• ASSIGNMENT
Find every line in the records below that holds the word "title" and copy it.

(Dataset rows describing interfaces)

Content starts

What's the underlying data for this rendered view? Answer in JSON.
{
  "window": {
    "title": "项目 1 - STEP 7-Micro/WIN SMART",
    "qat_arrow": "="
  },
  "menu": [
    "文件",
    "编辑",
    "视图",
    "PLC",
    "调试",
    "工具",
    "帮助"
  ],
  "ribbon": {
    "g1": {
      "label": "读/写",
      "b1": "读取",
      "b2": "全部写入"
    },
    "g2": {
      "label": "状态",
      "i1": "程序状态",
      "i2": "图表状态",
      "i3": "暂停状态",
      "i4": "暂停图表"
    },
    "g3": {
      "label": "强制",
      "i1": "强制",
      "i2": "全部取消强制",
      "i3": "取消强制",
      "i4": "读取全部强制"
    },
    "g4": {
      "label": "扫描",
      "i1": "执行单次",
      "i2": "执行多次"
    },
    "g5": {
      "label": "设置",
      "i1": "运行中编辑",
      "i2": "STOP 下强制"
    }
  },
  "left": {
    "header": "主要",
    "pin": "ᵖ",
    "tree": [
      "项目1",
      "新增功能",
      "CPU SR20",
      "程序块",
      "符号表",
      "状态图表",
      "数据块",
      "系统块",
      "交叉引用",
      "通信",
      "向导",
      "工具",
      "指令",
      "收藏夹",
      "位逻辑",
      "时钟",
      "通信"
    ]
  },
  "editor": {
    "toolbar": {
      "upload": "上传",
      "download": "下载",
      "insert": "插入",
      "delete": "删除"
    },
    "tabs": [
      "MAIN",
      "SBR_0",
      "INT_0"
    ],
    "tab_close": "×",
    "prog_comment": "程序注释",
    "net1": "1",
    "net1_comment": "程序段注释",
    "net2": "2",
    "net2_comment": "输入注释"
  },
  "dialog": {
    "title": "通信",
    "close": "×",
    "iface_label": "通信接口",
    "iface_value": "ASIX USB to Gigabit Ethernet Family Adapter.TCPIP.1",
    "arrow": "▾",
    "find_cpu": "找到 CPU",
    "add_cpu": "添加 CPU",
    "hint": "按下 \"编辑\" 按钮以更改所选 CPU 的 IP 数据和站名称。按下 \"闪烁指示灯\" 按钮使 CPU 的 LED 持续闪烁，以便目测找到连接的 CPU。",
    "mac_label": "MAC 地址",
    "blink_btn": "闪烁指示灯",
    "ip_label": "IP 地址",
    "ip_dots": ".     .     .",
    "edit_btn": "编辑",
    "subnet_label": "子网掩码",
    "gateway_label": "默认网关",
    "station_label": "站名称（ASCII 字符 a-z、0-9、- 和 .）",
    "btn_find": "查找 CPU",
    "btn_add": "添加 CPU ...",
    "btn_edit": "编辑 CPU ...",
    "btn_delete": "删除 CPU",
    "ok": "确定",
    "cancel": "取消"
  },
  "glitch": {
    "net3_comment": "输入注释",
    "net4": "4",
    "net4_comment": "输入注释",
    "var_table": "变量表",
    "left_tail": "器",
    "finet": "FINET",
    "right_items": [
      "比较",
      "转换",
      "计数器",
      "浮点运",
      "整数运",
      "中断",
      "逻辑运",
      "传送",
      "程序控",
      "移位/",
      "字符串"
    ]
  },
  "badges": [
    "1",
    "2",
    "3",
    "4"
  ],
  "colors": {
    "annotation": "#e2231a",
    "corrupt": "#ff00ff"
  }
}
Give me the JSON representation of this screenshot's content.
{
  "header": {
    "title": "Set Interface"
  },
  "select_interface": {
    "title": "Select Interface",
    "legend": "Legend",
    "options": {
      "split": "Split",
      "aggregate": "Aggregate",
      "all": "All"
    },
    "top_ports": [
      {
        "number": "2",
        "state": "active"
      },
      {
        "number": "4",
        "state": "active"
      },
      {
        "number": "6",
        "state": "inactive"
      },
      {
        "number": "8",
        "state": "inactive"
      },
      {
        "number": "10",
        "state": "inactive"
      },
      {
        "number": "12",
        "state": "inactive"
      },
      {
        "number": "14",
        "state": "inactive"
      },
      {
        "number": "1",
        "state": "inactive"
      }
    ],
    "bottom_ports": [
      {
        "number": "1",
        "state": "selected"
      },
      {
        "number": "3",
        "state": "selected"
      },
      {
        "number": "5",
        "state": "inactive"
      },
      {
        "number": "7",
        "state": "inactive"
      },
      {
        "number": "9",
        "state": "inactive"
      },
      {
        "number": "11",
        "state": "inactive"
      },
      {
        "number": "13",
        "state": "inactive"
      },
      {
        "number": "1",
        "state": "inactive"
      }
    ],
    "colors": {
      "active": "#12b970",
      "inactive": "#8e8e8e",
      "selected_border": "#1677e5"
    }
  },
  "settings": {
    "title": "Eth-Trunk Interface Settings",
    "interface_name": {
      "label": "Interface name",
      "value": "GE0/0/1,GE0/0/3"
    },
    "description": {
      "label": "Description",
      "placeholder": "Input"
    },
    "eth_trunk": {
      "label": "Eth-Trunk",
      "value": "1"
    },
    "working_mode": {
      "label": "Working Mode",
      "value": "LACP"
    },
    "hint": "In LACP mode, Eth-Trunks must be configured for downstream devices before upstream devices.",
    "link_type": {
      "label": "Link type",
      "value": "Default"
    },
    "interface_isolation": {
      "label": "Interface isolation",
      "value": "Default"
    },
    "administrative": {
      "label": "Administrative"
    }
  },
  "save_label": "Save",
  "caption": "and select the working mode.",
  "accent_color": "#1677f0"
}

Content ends

• TASK RESPONSE
    "title": "项目 1 - STEP 7-Micro/WIN SMART",
    "title": "通信",
    "title": "Set Interface"
    "title": "Select Interface",
    "title": "Eth-Trunk Interface Settings",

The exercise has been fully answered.